WHAT IS REQUIRED> Please, without the pictures, restate every entry exactly.

------ MATERIAL PROVIDED

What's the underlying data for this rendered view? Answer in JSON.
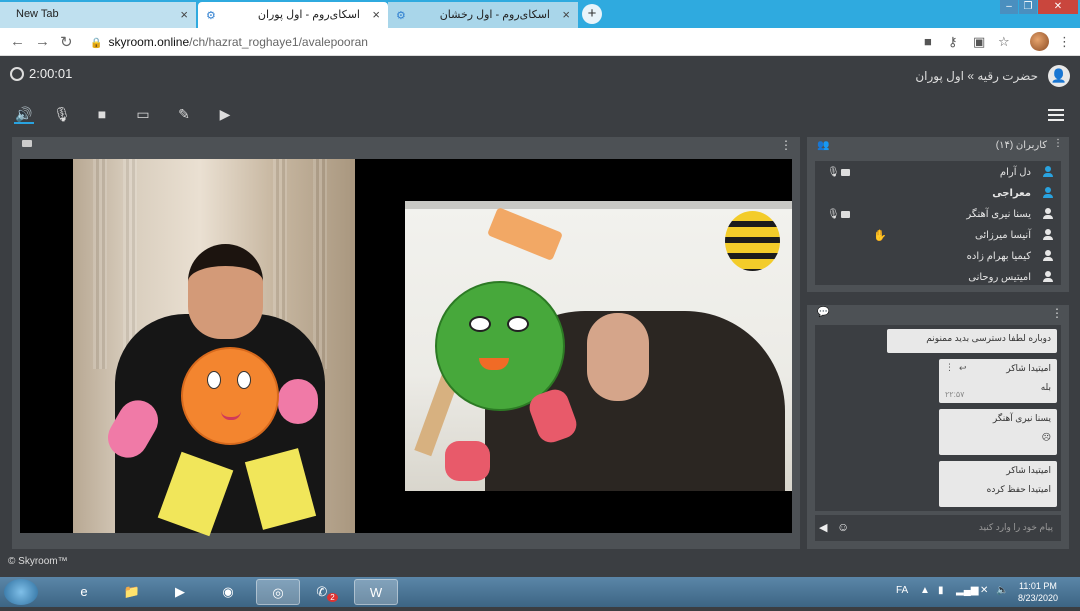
{
  "browser": {
    "tabs": [
      {
        "title": "New Tab"
      },
      {
        "title": "اسکای‌روم - اول پوران"
      },
      {
        "title": "اسکای‌روم - اول رخشان"
      }
    ],
    "url_host": "skyroom.online",
    "url_path": "/ch/hazrat_roghaye1/avalepooran"
  },
  "header": {
    "timer": "2:00:01",
    "room_title": "حضرت رقیه » اول پوران"
  },
  "users": {
    "title": "کاربران (۱۴)",
    "list": [
      {
        "name": "دل آرام",
        "bold": false,
        "mic": true,
        "cam": true,
        "hand": false
      },
      {
        "name": "معراجی",
        "bold": true,
        "mic": false,
        "cam": false,
        "hand": false
      },
      {
        "name": "یسنا نیری آهنگر",
        "bold": false,
        "mic": true,
        "cam": true,
        "hand": false
      },
      {
        "name": "آنیسا میرزائی",
        "bold": false,
        "mic": false,
        "cam": false,
        "hand": true
      },
      {
        "name": "کیمیا بهرام زاده",
        "bold": false,
        "mic": false,
        "cam": false,
        "hand": false
      },
      {
        "name": "امیتیس روحانی",
        "bold": false,
        "mic": false,
        "cam": false,
        "hand": false
      }
    ]
  },
  "chat": {
    "messages": [
      {
        "sender": "",
        "text": "دوباره لطفا دسترسی بدید ممنونم",
        "time": ""
      },
      {
        "sender": "امیتیدا شاکر",
        "text": "بله",
        "time": "۲۲:۵۷"
      },
      {
        "sender": "یسنا نیری آهنگر",
        "text": "☹",
        "time": ""
      },
      {
        "sender": "امیتیدا شاکر",
        "text": "امیتیدا حفظ کرده",
        "time": ""
      }
    ],
    "placeholder": "پیام خود را وارد کنید"
  },
  "footer": {
    "copyright": "© Skyroom™"
  },
  "taskbar": {
    "lang": "FA",
    "time": "11:01 PM",
    "date": "8/23/2020",
    "badge": "2"
  },
  "colors": {
    "accent": "#29a3e0",
    "tabbar": "#2faadf",
    "panel": "#4d5155"
  }
}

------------

SOLUTION BELOW>
What's the underlying data for this rendered view? Answer in JSON.
{
  "browser": {
    "tabs": [
      {
        "title": "New Tab"
      },
      {
        "title": "اسکای‌روم - اول پوران"
      },
      {
        "title": "اسکای‌روم - اول رخشان"
      }
    ],
    "url_host": "skyroom.online",
    "url_path": "/ch/hazrat_roghaye1/avalepooran"
  },
  "header": {
    "timer": "2:00:01",
    "room_title": "حضرت رقیه » اول پوران"
  },
  "users": {
    "title": "کاربران (۱۴)",
    "list": [
      {
        "name": "دل آرام",
        "bold": false,
        "mic": true,
        "cam": true,
        "hand": false
      },
      {
        "name": "معراجی",
        "bold": true,
        "mic": false,
        "cam": false,
        "hand": false
      },
      {
        "name": "یسنا نیری آهنگر",
        "bold": false,
        "mic": true,
        "cam": true,
        "hand": false
      },
      {
        "name": "آنیسا میرزائی",
        "bold": false,
        "mic": false,
        "cam": false,
        "hand": true
      },
      {
        "name": "کیمیا بهرام زاده",
        "bold": false,
        "mic": false,
        "cam": false,
        "hand": false
      },
      {
        "name": "امیتیس روحانی",
        "bold": false,
        "mic": false,
        "cam": false,
        "hand": false
      }
    ]
  },
  "chat": {
    "messages": [
      {
        "sender": "",
        "text": "دوباره لطفا دسترسی بدید ممنونم",
        "time": ""
      },
      {
        "sender": "امیتیدا شاکر",
        "text": "بله",
        "time": "۲۲:۵۷"
      },
      {
        "sender": "یسنا نیری آهنگر",
        "text": "☹",
        "time": ""
      },
      {
        "sender": "امیتیدا شاکر",
        "text": "امیتیدا حفظ کرده",
        "time": ""
      }
    ],
    "placeholder": "پیام خود را وارد کنید"
  },
  "footer": {
    "copyright": "© Skyroom™"
  },
  "taskbar": {
    "lang": "FA",
    "time": "11:01 PM",
    "date": "8/23/2020",
    "badge": "2"
  },
  "colors": {
    "accent": "#29a3e0",
    "tabbar": "#2faadf",
    "panel": "#4d5155"
  }
}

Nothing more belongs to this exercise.